Madoff, 70, could get up to 150 years in prison when he is sentenced in June.

In refusing to let him remain free on bail until then, U.S. District Judge Denny Chin noted that Madoff had the means to flee and an incentive to do so.

The plea did not satisfy many investors who had hoped Madoff would be forced to name any family members or others who helped him swindle them out of billions of dollars. He pleaded guilty to all 11 charges against him - with no deal with prosecutors - meaning he is under no obligation to disclose names and tell authorities where the money went.

'I am actually grateful for this opportunity to publicly comment about my crimes, for which I am deeply sorry and ashamed,' Madoff, speaking softly but firmly, said in his first public comments about his crimes since the scandal broke in early December.

DeWitt Baker, an investor who attended the hearing and said he lost more than $1 million with Madoff, called it 'fantastic' that Madoff's bail was revoked but belittled the apology.

'I don't think he has a sincere bone in his body,' said Baker, who added that prison time would be too good for Madoff. 'I'd stone him to death.'

Madoff did not look at any of the three investors who spoke at the hearing, even when one turned in his direction and tried to address him.

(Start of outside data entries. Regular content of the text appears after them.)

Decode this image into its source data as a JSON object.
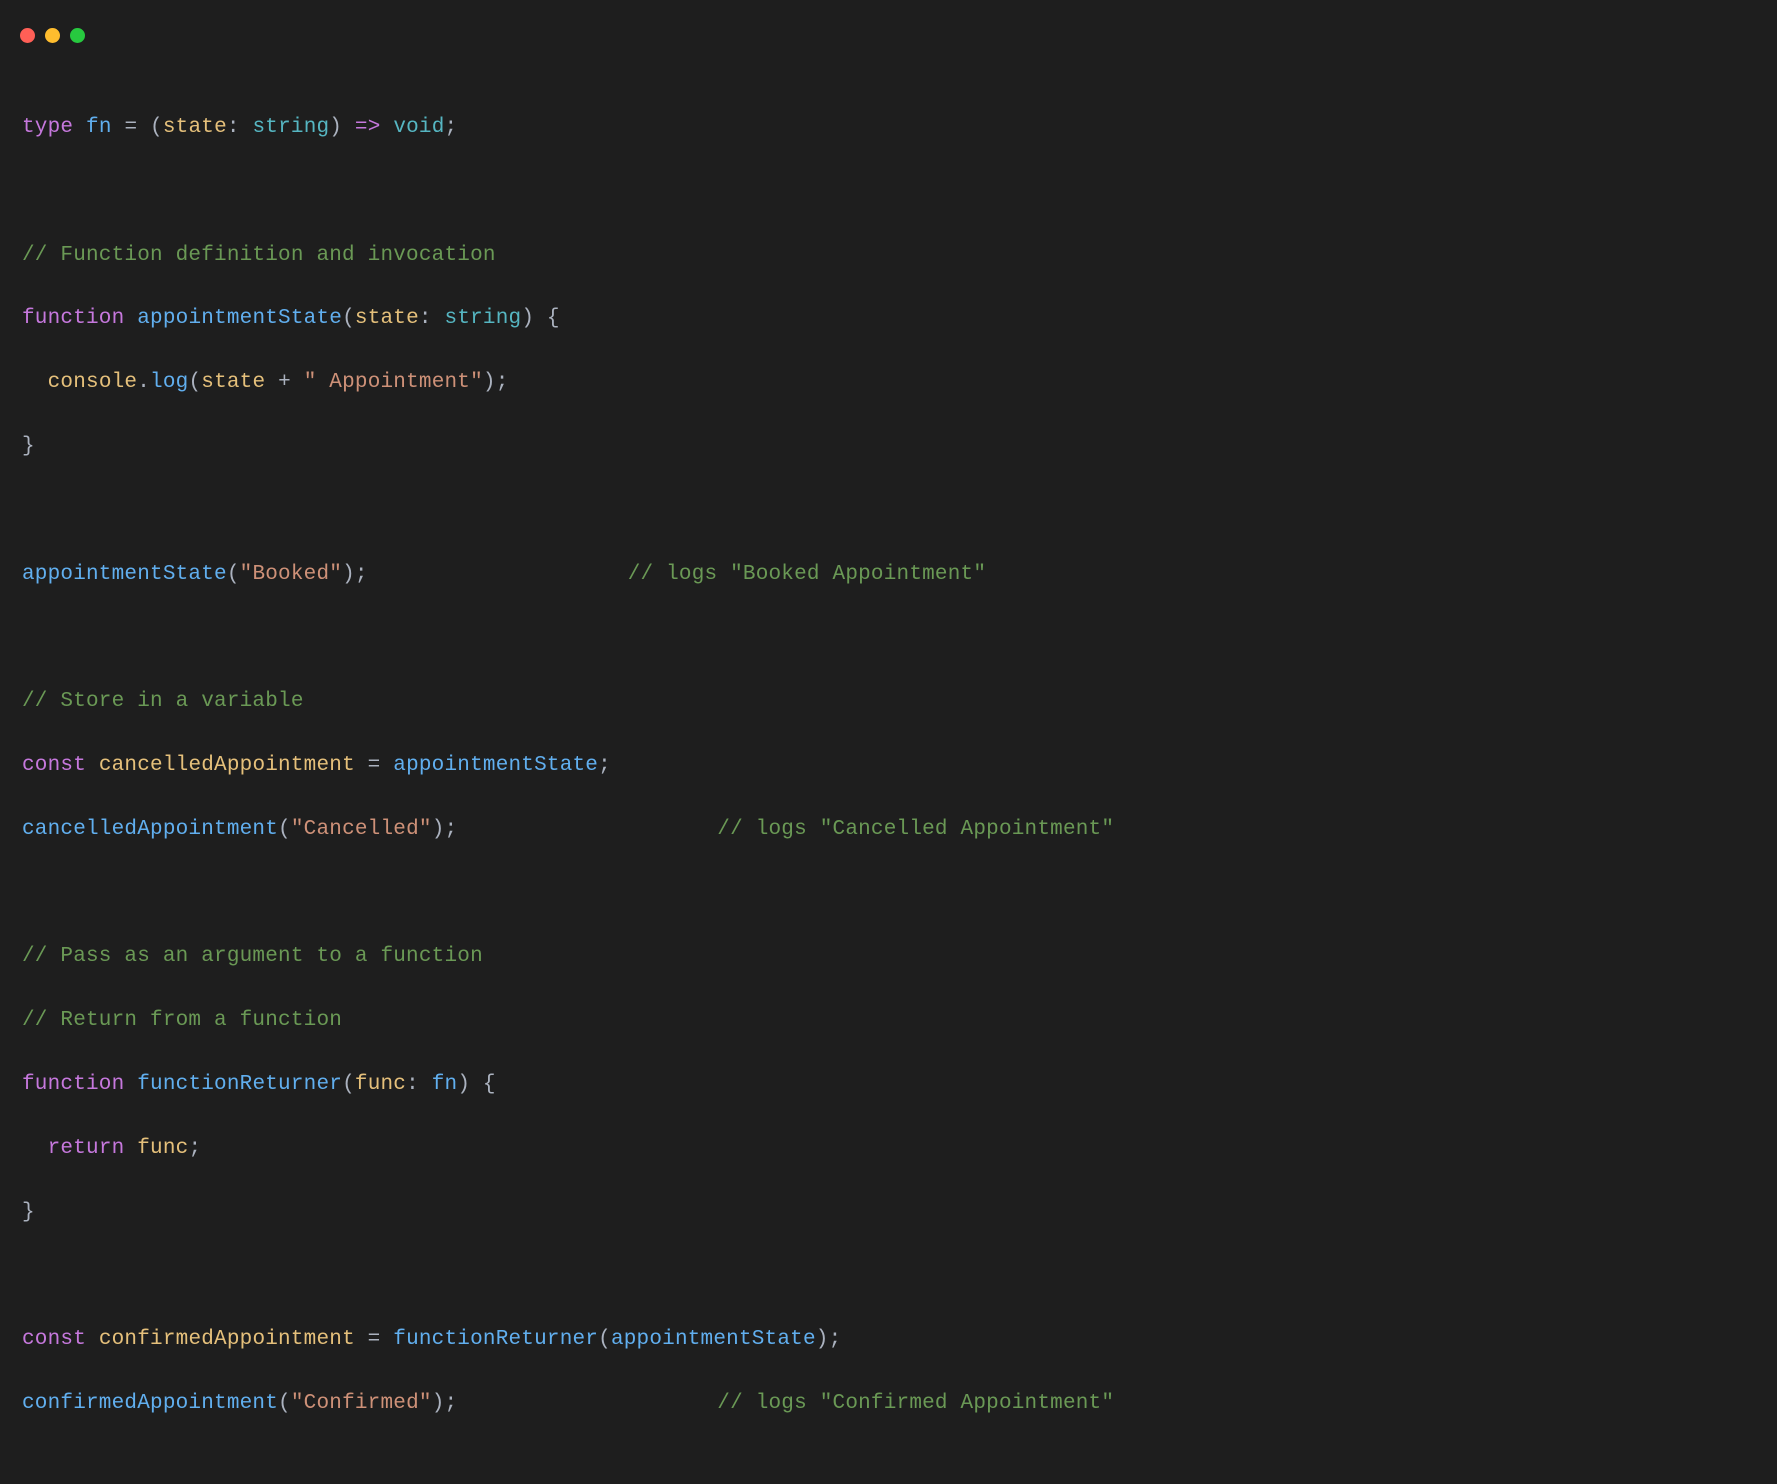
{
  "code": {
    "l1": {
      "kw_type": "type",
      "name_fn": "fn",
      "eq": " = ",
      "lparen": "(",
      "param_state": "state",
      "colon": ": ",
      "t_string": "string",
      "rparen": ")",
      "arrow": " => ",
      "t_void": "void",
      "semi": ";"
    },
    "l3_comment": "// Function definition and invocation",
    "l4": {
      "kw_function": "function",
      "name": "appointmentState",
      "lparen": "(",
      "param": "state",
      "colon": ": ",
      "t_string": "string",
      "rparen_brace": ") {"
    },
    "l5": {
      "indent": "  ",
      "console": "console",
      "dot": ".",
      "log": "log",
      "lparen": "(",
      "state": "state",
      "plus": " + ",
      "str": "\" Appointment\"",
      "rparen_semi": ");"
    },
    "l6_close": "}",
    "l8": {
      "call": "appointmentState",
      "lparen": "(",
      "arg": "\"Booked\"",
      "rparen_semi": ");",
      "comment": "// logs \"Booked Appointment\""
    },
    "l10_comment": "// Store in a variable",
    "l11": {
      "kw_const": "const",
      "name": "cancelledAppointment",
      "eq": " = ",
      "rhs": "appointmentState",
      "semi": ";"
    },
    "l12": {
      "call": "cancelledAppointment",
      "lparen": "(",
      "arg": "\"Cancelled\"",
      "rparen_semi": ");",
      "comment": "// logs \"Cancelled Appointment\""
    },
    "l14_comment": "// Pass as an argument to a function",
    "l15_comment": "// Return from a function",
    "l16": {
      "kw_function": "function",
      "name": "functionReturner",
      "lparen": "(",
      "param": "func",
      "colon": ": ",
      "t_fn": "fn",
      "rparen_brace": ") {"
    },
    "l17": {
      "indent": "  ",
      "kw_return": "return",
      "sp": " ",
      "ident": "func",
      "semi": ";"
    },
    "l18_close": "}",
    "l20": {
      "kw_const": "const",
      "name": "confirmedAppointment",
      "eq": " = ",
      "fnret": "functionReturner",
      "lparen": "(",
      "arg_ident": "appointmentState",
      "rparen_semi": ");"
    },
    "l21": {
      "call": "confirmedAppointment",
      "lparen": "(",
      "arg": "\"Confirmed\"",
      "rparen_semi": ");",
      "comment": "// logs \"Confirmed Appointment\""
    }
  }
}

The fraud, which prosecutors say may have totaled nearly $65 billion, turned a well-respected investment professional - he was once chairman of the Nasdaq exchange - into a symbol of Wall Street greed amid the economic meltdown. The public fury toward him was so great that he was known to wear a bulletproof vest to court.

Madoff pleaded guilty to charges including fraud, perjury and money-laundering. He told the judge that the scheme began in the early 1990s, when the country was in a recession and the market was not doing well.

'While I never promised a specific rate of return to any client, I felt compelled to satisfy my clients' expectations, at any cost,' he said.

He said he accepted investors' money, but didn't put it into the market. Instead, he sent them phony account statements showing that they were making money.

'When I began the Ponzi scheme I believed it would end shortly and I would be able to extricate myself and my clients from the scheme,' he said. 'However, this proved difficult, and ultimately impossible, and as the years went by I realized that my arrest and this day would inevitably come.'

Madoff implicated no one else, though investigators suspect relatives and top lieutenants may have been in on the scheme.

In Washington, White House spokesman Robert Gibbs said: 'The president is glad that swift justice will happen.'